A stretch-goal? That would imply that we would cross the finish line before our campaign was over!
Thankfully, we took their advice because this week we surged past our original goal of $10,000!
Since we about two weeks left, we have announced our stretch-goal: $15,000. That’s just $4,445 in the next 14 days. The extra funds will enable us to build an even better Fine Arts Library Recording Studio with better sound-proofing, software, and hopefully new carpet and furniture.
We’ve come so far, so please help us go even further by broadcasting our message through Facebook, Instagram, Twitter, E-mail, or word of mouth, and consider making a contribution if you haven’t already.*
We’ve started planning an end-of-campaign show at Tom’s Tabooley on the last day of our campaign, Friday, May 1, so save the date! More details to come!
If you haven’t already, make sure and check out our most recent video featuring some images of what the Fine Arts Library Recording Studio might look like.
* If you or your company are interested in contributing a matching gift during the campaign, don’t worry, there is still time! Please contact Gregory Perrin for more information.
Among the National Endowment for the Humanities (NEH) recent announcement of $22.8 million in grants for 232 humanities projects in the second round of its grant awards this fiscal year was included funding provided to the Libraries as one of the recipients for the Texas Archival Resources Online’s (TARO) proposal the “Texas Archival Resources Online (TARO) to the 21st Century Collaborative Planning Project.”
The NEH will provide $35,204 in direct funding for a Humanities Collections and Reference Resources Foundations grant to conduct strategic planning that will address researchers’ need for better intellectual access to TARO’s holdings. The Libraries, in partnership with the TARO Steering Committee and their respective institutions will use the funds to assist with the one-year collaborative planning, assessment and pilot testing project. The project will begin July 1, 2015.
TARO is a freely accessible platform for searching over 7,200 finding aids describing collections held by cultural heritage institutions in Texas. TARO has proven a rich resource for historians, documentarians, educators and students since its establishment in 1999, with participating institutions including the state’s larger repositories such as the Texas State Library and Archives, Texas A&M University, and Rice University, and smaller archives including the Old Jail Art Center and San Jacinto Museum of History, as well as over thirty other archives and libraries around the state.

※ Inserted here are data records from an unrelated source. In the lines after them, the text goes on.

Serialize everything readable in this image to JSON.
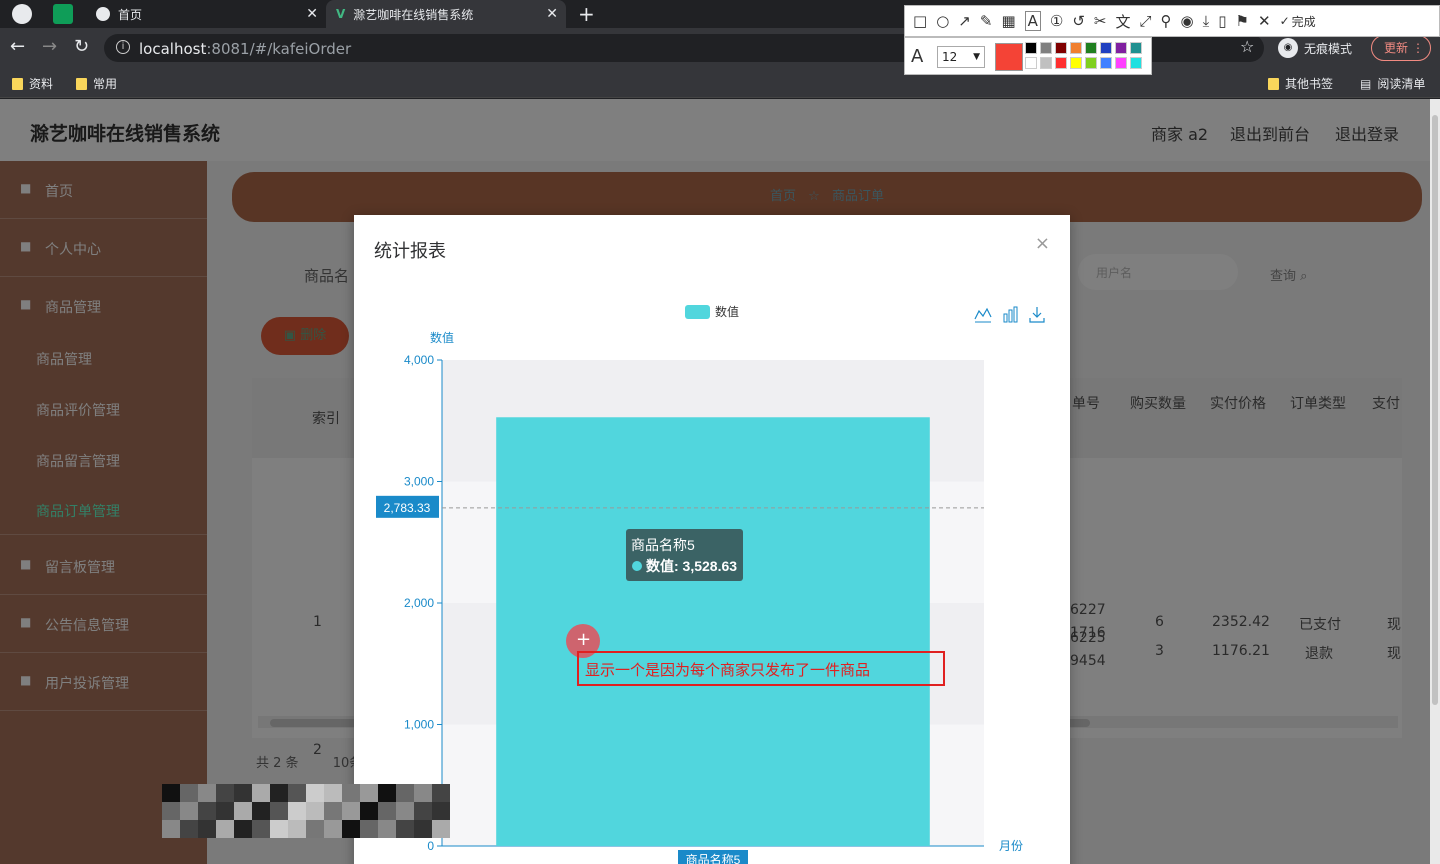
{
  "browser": {
    "tabs": [
      {
        "title": "首页"
      },
      {
        "title": "滁艺咖啡在线销售系统"
      }
    ],
    "url_host": "localhost",
    "url_rest": ":8081/#/kafeiOrder",
    "incognito_label": "无痕模式",
    "update_label": "更新",
    "bookmarks": [
      "资料",
      "常用"
    ],
    "bookmarks_right": [
      "其他书签",
      "阅读清单"
    ]
  },
  "snap_tool": {
    "done_label": "完成",
    "font_size": "12",
    "current_color": "#f44336",
    "palette": [
      "#000000",
      "#808080",
      "#800000",
      "#f08030",
      "#208020",
      "#2040c0",
      "#8020a0",
      "#209090",
      "#ffffff",
      "#c0c0c0",
      "#ff3030",
      "#ffff00",
      "#80d020",
      "#4080ff",
      "#ff40ff",
      "#20e0e0"
    ]
  },
  "app": {
    "system_title": "滁艺咖啡在线销售系统",
    "topnav": [
      "商家 a2",
      "退出到前台",
      "退出登录"
    ],
    "sidebar": [
      "首页",
      "个人中心",
      "商品管理",
      "商品管理",
      "商品评价管理",
      "商品留言管理",
      "商品订单管理",
      "留言板管理",
      "公告信息管理",
      "用户投诉管理"
    ],
    "breadcrumb": {
      "home": "首页",
      "current": "商品订单"
    },
    "search_label": "商品名",
    "search_placeholder": "用户名",
    "query_button": "查询",
    "delete_button": "删除",
    "table": {
      "headers": [
        "索引",
        "单号",
        "购买数量",
        "实付价格",
        "订单类型",
        "支付"
      ],
      "rows": [
        {
          "index": "1",
          "order_no_1": "6227",
          "order_no_2": "1716",
          "qty": "6",
          "price": "2352.42",
          "type": "已支付",
          "pay": "现"
        },
        {
          "index": "2",
          "order_no_1": "6225",
          "order_no_2": "9454",
          "qty": "3",
          "price": "1176.21",
          "type": "退款",
          "pay": "现"
        }
      ]
    },
    "pager": {
      "total": "共 2 条",
      "page_size": "10条"
    }
  },
  "modal": {
    "title": "统计报表",
    "close": "×"
  },
  "chart_data": {
    "type": "bar",
    "legend": [
      "数值"
    ],
    "categories": [
      "商品名称5"
    ],
    "series": [
      {
        "name": "数值",
        "values": [
          3528.63
        ]
      }
    ],
    "ylabel": "数值",
    "xlabel": "月份",
    "ylim": [
      0,
      4000
    ],
    "yticks": [
      "0",
      "1,000",
      "2,000",
      "3,000",
      "4,000"
    ],
    "average_line": 2783.33,
    "average_label": "2,783.33",
    "tooltip": {
      "title": "商品名称5",
      "text": "数值: 3,528.63"
    },
    "bar_color": "#51d6dd",
    "axis_color": "#1a8ac9",
    "legend_position": "top-center",
    "toolbox": [
      "line-chart-icon",
      "bar-chart-icon",
      "download-icon"
    ]
  },
  "annotation": {
    "text": "显示一个是因为每个商家只发布了一件商品",
    "color": "#e02020"
  }
}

In his announcement of the awards, NEH Chair William Adams said, “In the 50 years since NEH’s founding, the Endowment has supported excellence in the humanities by funding far-reaching research, preservation projects and public programs. The grants announced today continue that tradition, making valuable humanities collections, exhibitions, documentaries and educational resources available to communities across the country.”
According to Kelly Kerbow-Hudson, steering committee co-chair, “The award of the NEH planning grant is big news for TARO and its contributors — and it’s great news for the state’s archival researchers, as well.” She points out that the grant will provide the support necessary to plan for a significant update to the TARO online reference resource http://www.lib.utexas.edu/taro/index.html and create best practices to standardize existing finding aids.
The TARO Steering Committee — which includes representatives from repositories across the state — worked extensively to research for and prepare the grant proposal. Special thanks go to key contributors Amy Bowman of UT’s Briscoe Center for American History, Amanda Focke of Rice University’s Woodson Research Center, and Jennifer Hecker of UT Libraries. A special thanks, as well, to additional Libraries staff involved in the process: Donna Coates, Minnie Rangel, Linda Abbey, Dr. Fred Heath as Project Director and Dr. Lorraine Haricombe as Project Director moving forward.